• [EXERCISE GOAL]:
Note how many lines in the following material mention "腰肌勞損", then give that number by itself.

=== Begin Enclosure ===

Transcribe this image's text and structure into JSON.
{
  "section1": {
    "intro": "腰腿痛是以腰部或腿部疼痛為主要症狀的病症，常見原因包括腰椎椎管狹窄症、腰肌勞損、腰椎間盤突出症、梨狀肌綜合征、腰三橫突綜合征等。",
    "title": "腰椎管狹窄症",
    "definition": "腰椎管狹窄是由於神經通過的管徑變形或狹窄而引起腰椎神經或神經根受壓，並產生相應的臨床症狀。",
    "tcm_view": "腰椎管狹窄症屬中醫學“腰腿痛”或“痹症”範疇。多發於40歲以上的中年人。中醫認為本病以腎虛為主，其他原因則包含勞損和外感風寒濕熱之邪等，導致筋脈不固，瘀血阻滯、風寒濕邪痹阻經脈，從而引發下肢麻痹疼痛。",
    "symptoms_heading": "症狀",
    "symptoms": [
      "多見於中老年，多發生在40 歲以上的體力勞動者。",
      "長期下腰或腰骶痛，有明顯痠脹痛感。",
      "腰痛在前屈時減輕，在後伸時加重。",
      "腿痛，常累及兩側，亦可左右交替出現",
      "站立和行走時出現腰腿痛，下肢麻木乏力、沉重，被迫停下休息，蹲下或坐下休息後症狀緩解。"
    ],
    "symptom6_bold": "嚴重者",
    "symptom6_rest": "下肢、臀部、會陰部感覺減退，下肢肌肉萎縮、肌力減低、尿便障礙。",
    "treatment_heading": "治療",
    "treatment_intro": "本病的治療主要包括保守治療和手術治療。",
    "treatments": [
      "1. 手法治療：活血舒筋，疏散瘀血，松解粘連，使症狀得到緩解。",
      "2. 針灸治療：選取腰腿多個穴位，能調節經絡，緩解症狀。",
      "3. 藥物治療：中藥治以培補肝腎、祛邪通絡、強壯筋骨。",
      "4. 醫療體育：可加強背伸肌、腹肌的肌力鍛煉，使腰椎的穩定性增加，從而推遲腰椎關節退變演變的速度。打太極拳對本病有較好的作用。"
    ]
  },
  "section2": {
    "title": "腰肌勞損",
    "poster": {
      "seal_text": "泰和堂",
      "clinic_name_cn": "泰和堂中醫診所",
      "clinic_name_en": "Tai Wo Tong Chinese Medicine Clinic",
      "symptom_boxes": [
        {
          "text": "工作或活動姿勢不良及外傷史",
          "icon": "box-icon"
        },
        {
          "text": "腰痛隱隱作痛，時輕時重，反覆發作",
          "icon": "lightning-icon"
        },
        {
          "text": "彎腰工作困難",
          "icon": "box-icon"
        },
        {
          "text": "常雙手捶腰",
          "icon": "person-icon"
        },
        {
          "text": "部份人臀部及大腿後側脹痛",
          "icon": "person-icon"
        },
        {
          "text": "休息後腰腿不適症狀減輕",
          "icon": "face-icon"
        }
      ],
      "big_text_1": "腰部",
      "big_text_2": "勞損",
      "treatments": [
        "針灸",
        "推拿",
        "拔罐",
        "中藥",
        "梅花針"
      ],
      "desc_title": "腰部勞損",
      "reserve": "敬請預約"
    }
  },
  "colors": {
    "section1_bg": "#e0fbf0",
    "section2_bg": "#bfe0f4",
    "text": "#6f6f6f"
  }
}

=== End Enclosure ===

• [REPLY TO THE EXERCISE]:
2